Presentation is loading. Please wait.

Presentation is loading. Please wait.

By David Anderson.  During the 1970s and 80s scientist begun extensive research into the changes reefs were going through and if they were human induced.

Similar presentations

Presentation on theme: "By David Anderson.  During the 1970s and 80s scientist begun extensive research into the changes reefs were going through and if they were human induced."— Presentation transcript:

1 By David Anderson

2  During the 1970s and 80s scientist begun extensive research into the changes reefs were going through and if they were human induced. They found that the coral reefs were changing faster and faster with larger areas that were being effected. In their research they found concluded that coral reefs were very fragile ad easily influenced by human activity. Up until these sets of research were conducted many people believed that the coral reefs were a very fragile ecosystem but instead found major damage and disease in the last 35 years.

3  As found out by the recent research, corals are very susceptible to pathogens and parasites that cause harmful diseases. One of the first coral diseases recorded is “black band disease” which effected many species of brain coral in the Caribbean. The disease is cased by cyanobacteria called Phormidium entering the brain corals tissue and then produces a black band that quickly spreads throughout the coral. The cause of this disease and eventual death is that cyanobacteria creates anoxia which kills coral tissue. The black band has been known to spread move very fast growing a couple millimeters every day leaving bare skeleton.


5  Storms, serious and minor, can cause reef destruction by causing waves that lead to the destruction of branching corals and even corals that are on the slopes of reefs because of falling debris from higher up the reef. Since the coral reefs are found in mostly shallow waters they are very susceptible to the damages storms bring and can also take the lives of surrounding fish populations that could get crushed by falling coral. Reefs can look very different in different parts of the world. In the Cyclone belt (10 to 25 degrees north) many fast growing corals dominate the reefs as they easily regenerate and bounce back from the destruction of cyclones. The same fast growing corals are found dominating reefs struck by hurricanes.

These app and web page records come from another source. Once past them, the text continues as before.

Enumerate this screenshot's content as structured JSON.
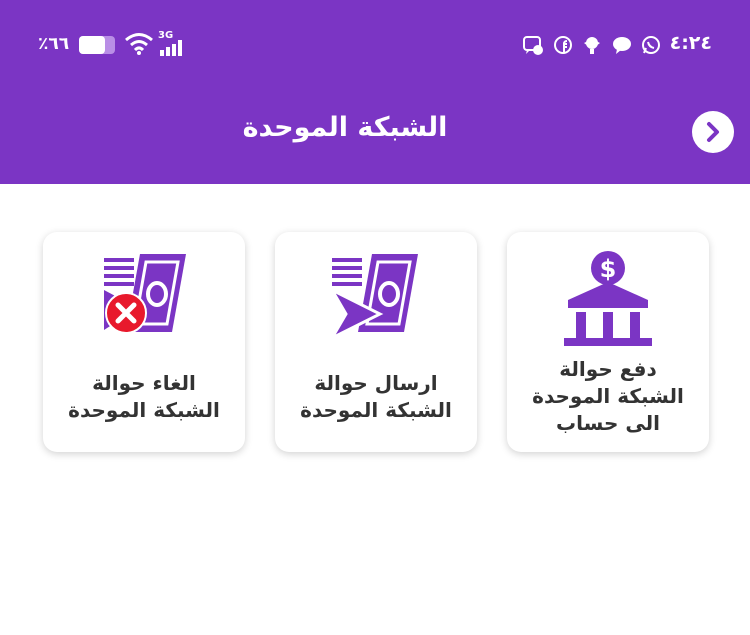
{
  "status_bar": {
    "time": "٤:٢٤",
    "battery_percent": "٪٦٦",
    "network": "3G",
    "battery_level": 0.66
  },
  "header": {
    "title": "الشبكة الموحدة",
    "back_icon": "chevron-right-icon"
  },
  "colors": {
    "primary": "#7b35c4",
    "card_text": "#333333",
    "cancel": "#e8192c"
  },
  "services": [
    {
      "icon": "bank-dollar-icon",
      "label_line1": "دفع حوالة",
      "label_line2": "الشبكة الموحدة",
      "label_line3": "الى حساب"
    },
    {
      "icon": "send-money-icon",
      "label_line1": "ارسال حوالة",
      "label_line2": "الشبكة الموحدة"
    },
    {
      "icon": "cancel-money-icon",
      "label_line1": "الغاء حوالة",
      "label_line2": "الشبكة الموحدة"
    }
  ]
}
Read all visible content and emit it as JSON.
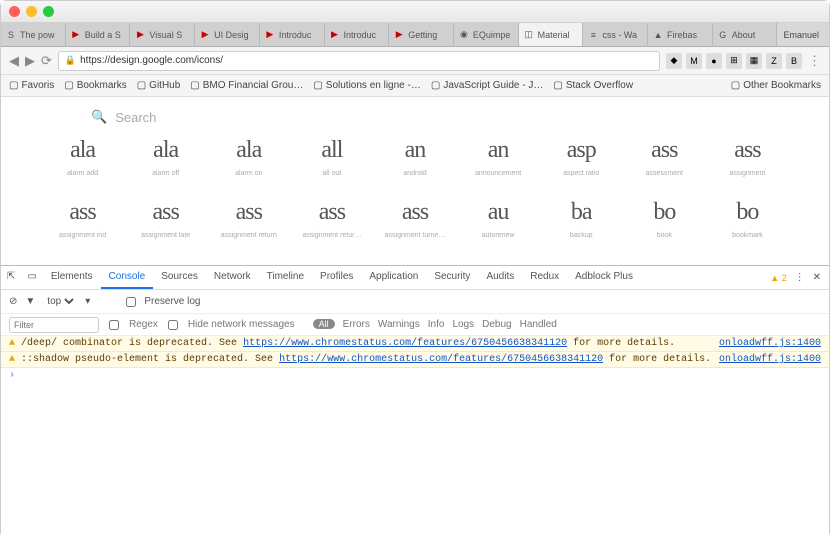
{
  "window": {
    "user": "Emanuel"
  },
  "tabs": [
    {
      "label": "The pow",
      "icon": "s"
    },
    {
      "label": "Build a S",
      "icon": "yt"
    },
    {
      "label": "Visual S",
      "icon": "yt"
    },
    {
      "label": "UI Desig",
      "icon": "yt"
    },
    {
      "label": "Introduc",
      "icon": "yt"
    },
    {
      "label": "Introduc",
      "icon": "yt"
    },
    {
      "label": "Getting",
      "icon": "yt"
    },
    {
      "label": "EQuimpe",
      "icon": "gh"
    },
    {
      "label": "Material",
      "icon": "md",
      "active": true
    },
    {
      "label": "css - Wa",
      "icon": "so"
    },
    {
      "label": "Firebas",
      "icon": "fb"
    },
    {
      "label": "About",
      "icon": "g"
    }
  ],
  "address": {
    "url": "https://design.google.com/icons/"
  },
  "bookmarks_bar": {
    "items": [
      "Favoris",
      "Bookmarks",
      "GitHub",
      "BMO Financial Grou…",
      "Solutions en ligne -…",
      "JavaScript Guide - J…",
      "Stack Overflow"
    ],
    "right": "Other Bookmarks"
  },
  "page": {
    "search_placeholder": "Search",
    "icons_row1": [
      {
        "glyph": "ala",
        "label": "alarm add"
      },
      {
        "glyph": "ala",
        "label": "alarm off"
      },
      {
        "glyph": "ala",
        "label": "alarm on"
      },
      {
        "glyph": "all",
        "label": "all out"
      },
      {
        "glyph": "an",
        "label": "android"
      },
      {
        "glyph": "an",
        "label": "announcement"
      },
      {
        "glyph": "asp",
        "label": "aspect ratio"
      },
      {
        "glyph": "ass",
        "label": "assessment"
      },
      {
        "glyph": "ass",
        "label": "assignment"
      }
    ],
    "icons_row2": [
      {
        "glyph": "ass",
        "label": "assignment ind"
      },
      {
        "glyph": "ass",
        "label": "assignment late"
      },
      {
        "glyph": "ass",
        "label": "assignment return"
      },
      {
        "glyph": "ass",
        "label": "assignment retur…"
      },
      {
        "glyph": "ass",
        "label": "assignment turne…"
      },
      {
        "glyph": "au",
        "label": "autorenew"
      },
      {
        "glyph": "ba",
        "label": "backup"
      },
      {
        "glyph": "bo",
        "label": "book"
      },
      {
        "glyph": "bo",
        "label": "bookmark"
      }
    ]
  },
  "devtools": {
    "tabs": [
      "Elements",
      "Console",
      "Sources",
      "Network",
      "Timeline",
      "Profiles",
      "Application",
      "Security",
      "Audits",
      "Redux",
      "Adblock Plus"
    ],
    "active_tab": "Console",
    "warn_count": "2",
    "filter_row": {
      "top": "top",
      "preserve": "Preserve log"
    },
    "sub_row": {
      "filter_placeholder": "Filter",
      "regex": "Regex",
      "hide": "Hide network messages",
      "levels": [
        "All",
        "Errors",
        "Warnings",
        "Info",
        "Logs",
        "Debug",
        "Handled"
      ]
    },
    "messages": [
      {
        "text": "/deep/ combinator is deprecated. See ",
        "link": "https://www.chromestatus.com/features/6750456638341120",
        "tail": " for more details.",
        "src": "onloadwff.js:1400"
      },
      {
        "text": "::shadow pseudo-element is deprecated. See ",
        "link": "https://www.chromestatus.com/features/6750456638341120",
        "tail": " for more details.",
        "src": "onloadwff.js:1400"
      }
    ]
  }
}
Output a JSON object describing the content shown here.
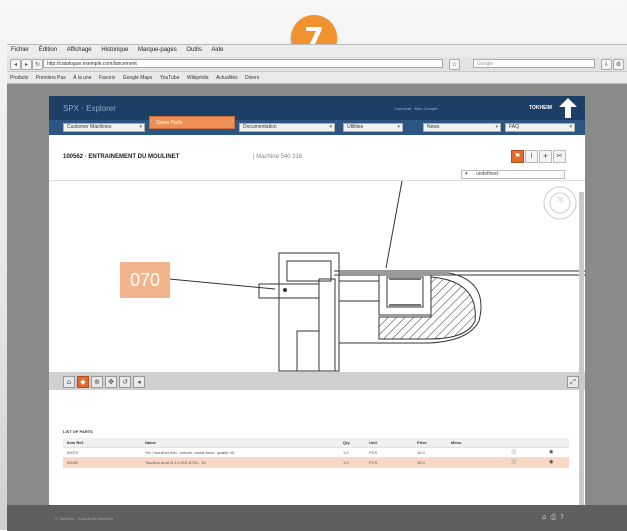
{
  "step": {
    "number": "7"
  },
  "browser": {
    "menu": [
      "Fichier",
      "Édition",
      "Affichage",
      "Historique",
      "Marque-pages",
      "Outils",
      "Aide"
    ],
    "url": "http://catalogue.exemple.com/lancement",
    "search_placeholder": "Google",
    "bookmarks": [
      "Produits",
      "Premiers Pas",
      "À la une",
      "Favoris",
      "Google Maps",
      "YouTube",
      "Wikipédia",
      "Actualités",
      "Divers"
    ]
  },
  "app": {
    "title": "SPX · Explorer",
    "user_info": "Connecté · Mon Compte",
    "brand": "TOKHEIM",
    "toolbar": {
      "select1": "Customer Machines",
      "select2": "Documentation",
      "select3": "Utilities",
      "select4": "News",
      "select5": "FAQ",
      "popup": "Spare Parts"
    },
    "doc": {
      "title": "100562 · ENTRAINEMENT DU MOULINET",
      "subtitle": "| Machine 540 316"
    },
    "filter": "undefined",
    "callout_label": "070",
    "compass": "70",
    "list": {
      "title": "LIST OF PARTS",
      "headers": [
        "Item Ref.",
        "Name",
        "Qty",
        "Unit",
        "Price",
        "Menu"
      ],
      "rows": [
        {
          "ref": "00070",
          "name": "Vis / moulinet élec. entraîn. axiale fonct. qualité 40",
          "qty": "1.0",
          "unit": "PCS",
          "price": "16.0"
        },
        {
          "ref": "00050",
          "name": "Tourillon droit Ø 2.0 ISO 8734 - 10",
          "qty": "1.0",
          "unit": "PCS",
          "price": "18.0"
        }
      ]
    },
    "footer": "© Tokheim · Tous droits réservés"
  }
}
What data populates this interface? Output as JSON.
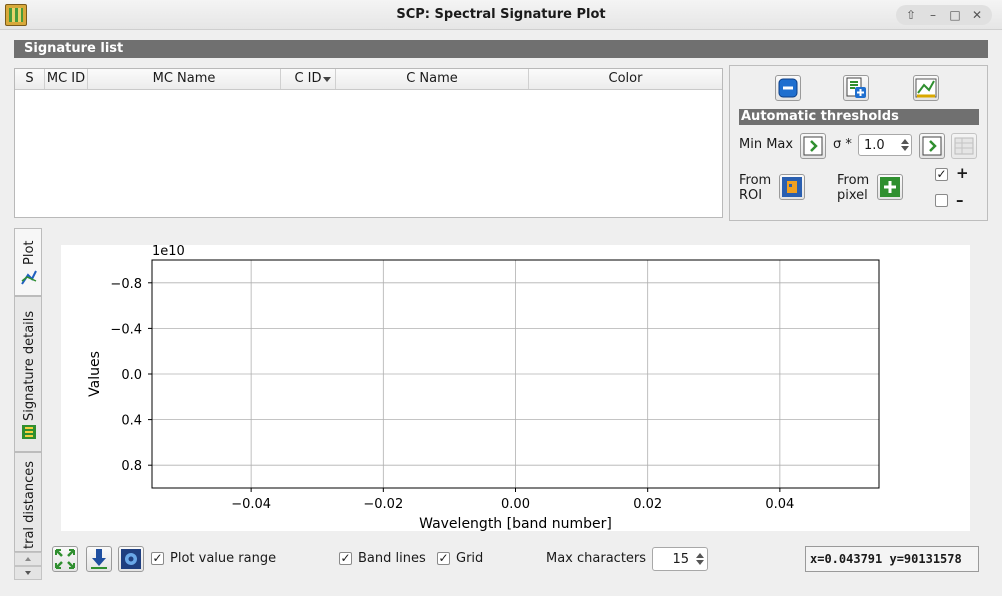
{
  "window": {
    "title": "SCP: Spectral Signature Plot",
    "controls": [
      "⇧",
      "–",
      "□",
      "✕"
    ]
  },
  "signature_list": {
    "header": "Signature list",
    "columns": [
      "S",
      "MC ID",
      "MC Name",
      "C ID",
      "C Name",
      "Color"
    ]
  },
  "right_panel": {
    "auto_thresholds_label": "Automatic  thresholds",
    "min_max_label": "Min Max",
    "sigma_label": "σ *",
    "sigma_value": "1.0",
    "from_roi_label_1": "From",
    "from_roi_label_2": "ROI",
    "from_pixel_label_1": "From",
    "from_pixel_label_2": "pixel",
    "plus_checked": true,
    "plus_symbol": "+",
    "minus_checked": false,
    "minus_symbol": "–"
  },
  "side_tabs": [
    "Plot",
    "Signature details",
    "tral distances"
  ],
  "chart_data": {
    "type": "line",
    "series": [],
    "offset_label": "1e10",
    "xlabel": "Wavelength [band number]",
    "ylabel": "Values",
    "xlim": [
      -0.055,
      0.055
    ],
    "ylim": [
      1.0,
      -1.0
    ],
    "xticks": [
      -0.04,
      -0.02,
      0.0,
      0.02,
      0.04
    ],
    "xtick_labels": [
      "−0.04",
      "−0.02",
      "0.00",
      "0.02",
      "0.04"
    ],
    "yticks": [
      -0.8,
      -0.4,
      0.0,
      0.4,
      0.8
    ],
    "ytick_labels": [
      "−0.8",
      "−0.4",
      "0.0",
      "0.4",
      "0.8"
    ],
    "grid": true
  },
  "bottom_bar": {
    "plot_value_range_label": "Plot value range",
    "plot_value_range_checked": true,
    "band_lines_label": "Band lines",
    "band_lines_checked": true,
    "grid_label": "Grid",
    "grid_checked": true,
    "max_characters_label": "Max characters",
    "max_characters_value": "15",
    "coordinates": "x=0.043791 y=90131578"
  },
  "colors": {
    "section_header": "#707070",
    "tool_green": "#2f8f2f",
    "tool_blue": "#1f5fbf"
  }
}
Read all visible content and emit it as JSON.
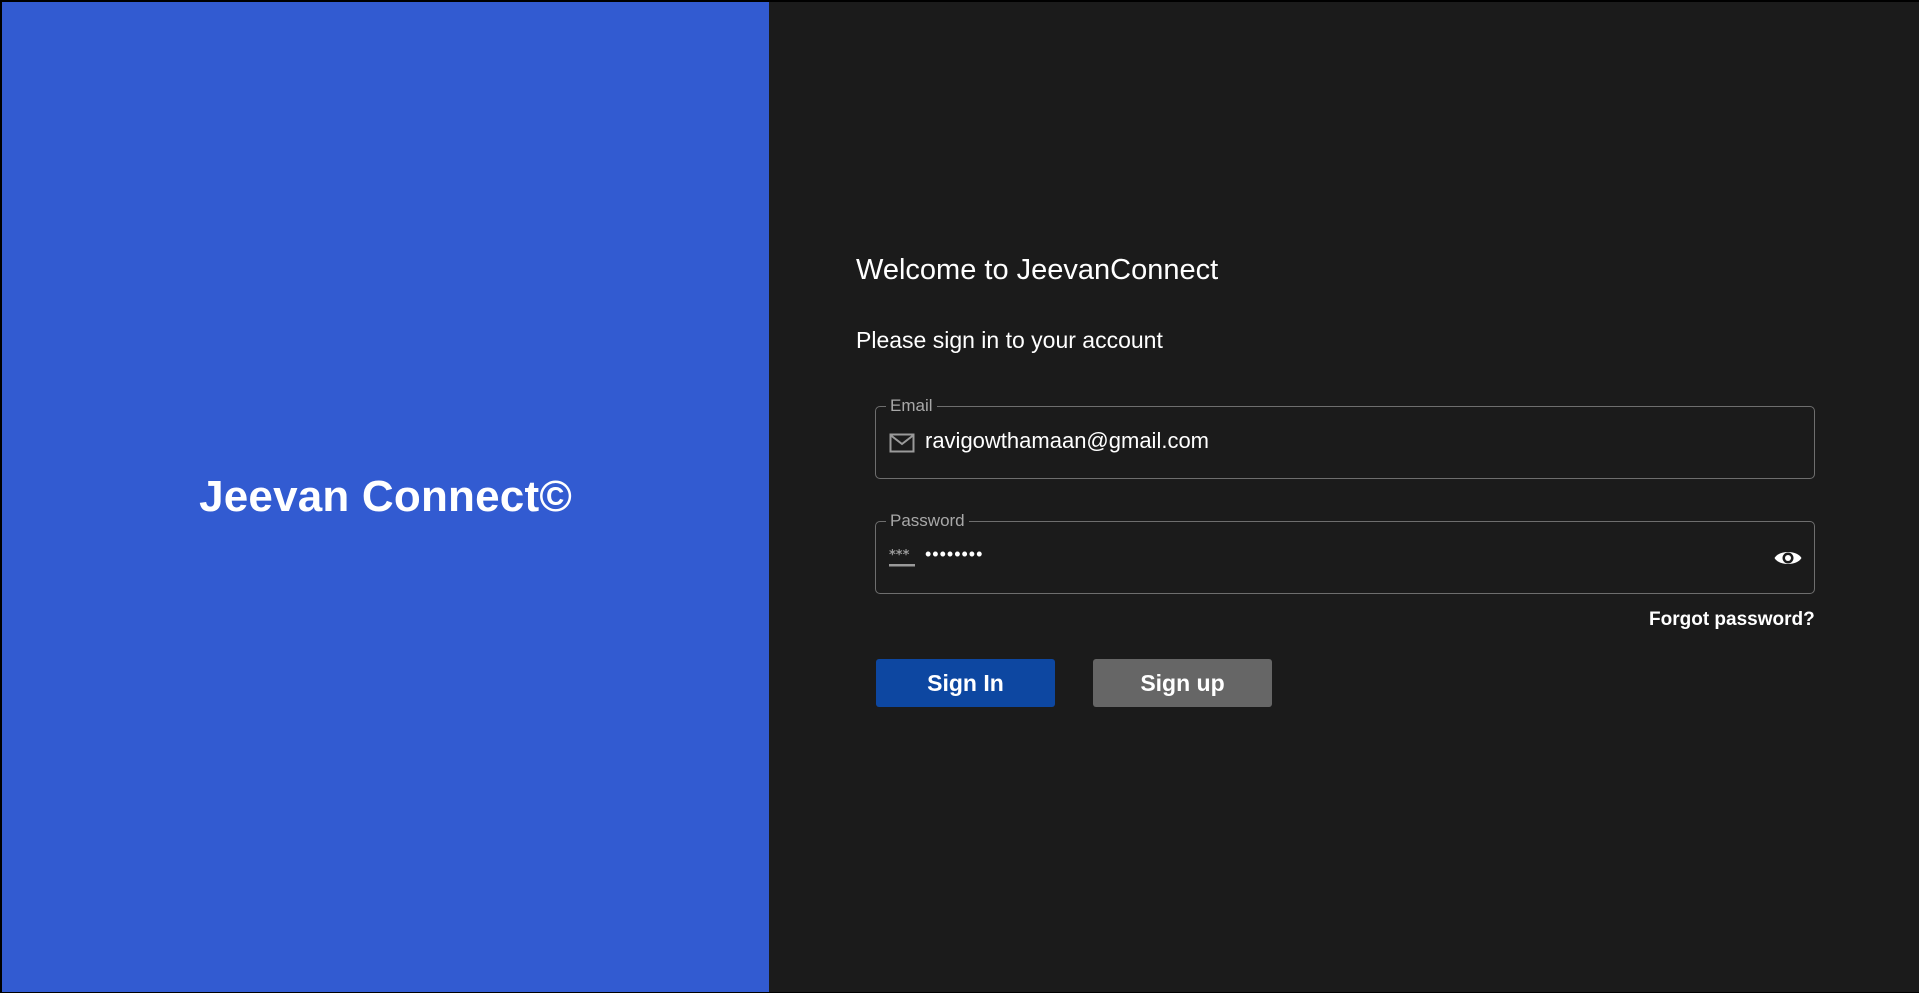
{
  "brand": {
    "title": "Jeevan Connect©",
    "background": "#325bd1"
  },
  "login": {
    "background": "#1b1b1b",
    "welcome": "Welcome to JeevanConnect",
    "subtitle": "Please sign in to your account",
    "email": {
      "label": "Email",
      "value": "ravigowthamaan@gmail.com",
      "icon": "mail-icon"
    },
    "password": {
      "label": "Password",
      "value": "••••••••",
      "icon": "password-icon",
      "toggle_icon": "eye-icon"
    },
    "forgot_label": "Forgot password?",
    "signin_label": "Sign In",
    "signup_label": "Sign up",
    "signin_color": "#0d47a1",
    "signup_color": "#666666"
  }
}
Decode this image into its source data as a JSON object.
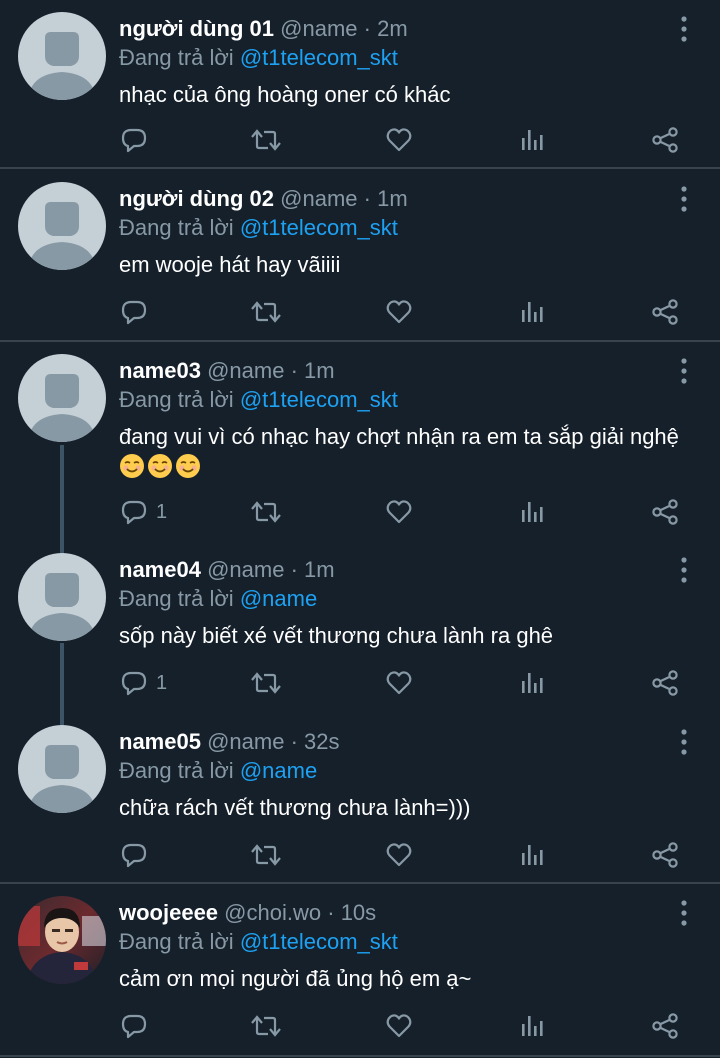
{
  "colors": {
    "background": "#15202b",
    "separator": "#38444d",
    "secondary_text": "#8899a6",
    "link": "#1da1f2",
    "primary_text": "#ffffff",
    "thread_line": "#3d5466"
  },
  "tweets": [
    {
      "name": "người dùng 01",
      "handle": "@name",
      "dot": "·",
      "time": "2m",
      "reply_prefix": "Đang trả lời",
      "reply_target": "@t1telecom_skt",
      "text": "nhạc của ông hoàng oner có khác",
      "reply_count": "",
      "avatar": "default-avatar-icon"
    },
    {
      "name": "người dùng 02",
      "handle": "@name",
      "dot": "·",
      "time": "1m",
      "reply_prefix": "Đang trả lời",
      "reply_target": "@t1telecom_skt",
      "text": "em wooje hát hay vãiiii",
      "reply_count": "",
      "avatar": "default-avatar-icon"
    },
    {
      "name": "name03",
      "handle": "@name",
      "dot": "·",
      "time": "1m",
      "reply_prefix": "Đang trả lời",
      "reply_target": "@t1telecom_skt",
      "text": "đang vui vì có nhạc hay chợt nhận ra em ta sắp giải nghệ",
      "emoji": "☺☺☺",
      "reply_count": "1",
      "avatar": "default-avatar-icon"
    },
    {
      "name": "name04",
      "handle": "@name",
      "dot": "·",
      "time": "1m",
      "reply_prefix": "Đang trả lời",
      "reply_target": "@name",
      "text": "sốp này biết xé vết thương chưa lành ra ghê",
      "reply_count": "1",
      "avatar": "default-avatar-icon"
    },
    {
      "name": "name05",
      "handle": "@name",
      "dot": "·",
      "time": "32s",
      "reply_prefix": "Đang trả lời",
      "reply_target": "@name",
      "text": "chữa rách vết thương chưa lành=)))",
      "reply_count": "",
      "avatar": "default-avatar-icon"
    },
    {
      "name": "woojeeee",
      "handle": "@choi.wo",
      "dot": "·",
      "time": "10s",
      "reply_prefix": "Đang trả lời",
      "reply_target": "@t1telecom_skt",
      "text": "cảm ơn mọi người đã ủng hộ em ạ~",
      "reply_count": "",
      "avatar": "profile-photo"
    }
  ],
  "icons": {
    "reply": "reply-icon",
    "retweet": "retweet-icon",
    "like": "like-icon",
    "stats": "stats-icon",
    "share": "share-icon",
    "more": "more-options-icon"
  }
}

7  As the theory of global warming and greenhouse gasses are released, the rising temperatures will end up effecting many ecosystems. With a climate increase concerns of corals weakening, degrading and the long term impact of increased climate causing more frequent intense storms. In deeper waters corals will be greatly impacted as they are already getting limited light so if the ocean levels rise they are even further away from the sunlight and they wont be able to do photosynthesis resulting in death.


9  The bleaching of corals in an internal response to stress which causes the essential zooxanthellae to leave the corals tissue and expose the corals skeleton. The most common associated stress is the increase in temperature. Bleaching can cause decreased growth and reproductive activity and then death if bleached for too long. The exposed skeleton of corals then is taken over by green algae which can end up over taking a reefs and competes with coral. In this kind of environment more herbivores can be found as more algae is increased.


11  In the years of 1997 and 1998, a large global increase in temperatures cause a lot of bleaching and eventual death of most of the coral reefs found around the world. The numbers of mortality were staggering. Between 70% and 80% of coral cover was lost in many reefs. The Indian Ocean was hit the hardest and up to 90% of coral cover died. This large death has had a prolific impact on the communities that rely on reefs for a source of food and income.


13  The Crown-of-Thorns starfish is a large species of starfish that feed on living coral and if in large numbers have been known to kill large areas of reefs. Females are free spawning reproducing species that have females producing between 12 and 60 eggs in one spawning season. The starfish eats corals by throwing their stomachs onto the coral and releasing an enzyme that degrades coral tissue. Outbreaks of this species of starfish can cause coral populations to be decimated. The first major outbreak was found in the Great Barrier Reef in Australia.


15  Increased sediment loadings on coral reefs are because of deforestation that leads to run-off. Once a forest is cleared the soil is no longer being held down by the roots of the trees so sediment flows very easily when a rain storm comes through the area. The rain washes the sediment into the ocean and with is comes deposits of nitrates. Also during agriculture seasons pesticides and fertilizers high in nitrates and phosphates are used on the crops. When is rains the water washes these nutrients into the ocean. Nitrates and phosphates are the two biggest nutrients that contribute to algae outbreaks which begin to compete with corals. The Oil Spill in 2008 caused thick layers of oil to blanket coral populations and kill off many coral populations.


17  Coral reefs are not as hardy as we first believed so it is important to think of the activities that was do that cause coral death and disease. This ecosystem is one of the most fragile but has thrived for many millions of years but recently the balanced has been shifted and now they are rapid declining because of human impact. Unless serious measures are taken to preserving the coral reefs, their decline and extinction could be in the near future.

Download ppt "By David Anderson.  During the 1970s and 80s scientist begun extensive research into the changes reefs were going through and if they were human induced."

Similar presentations

Ads by Google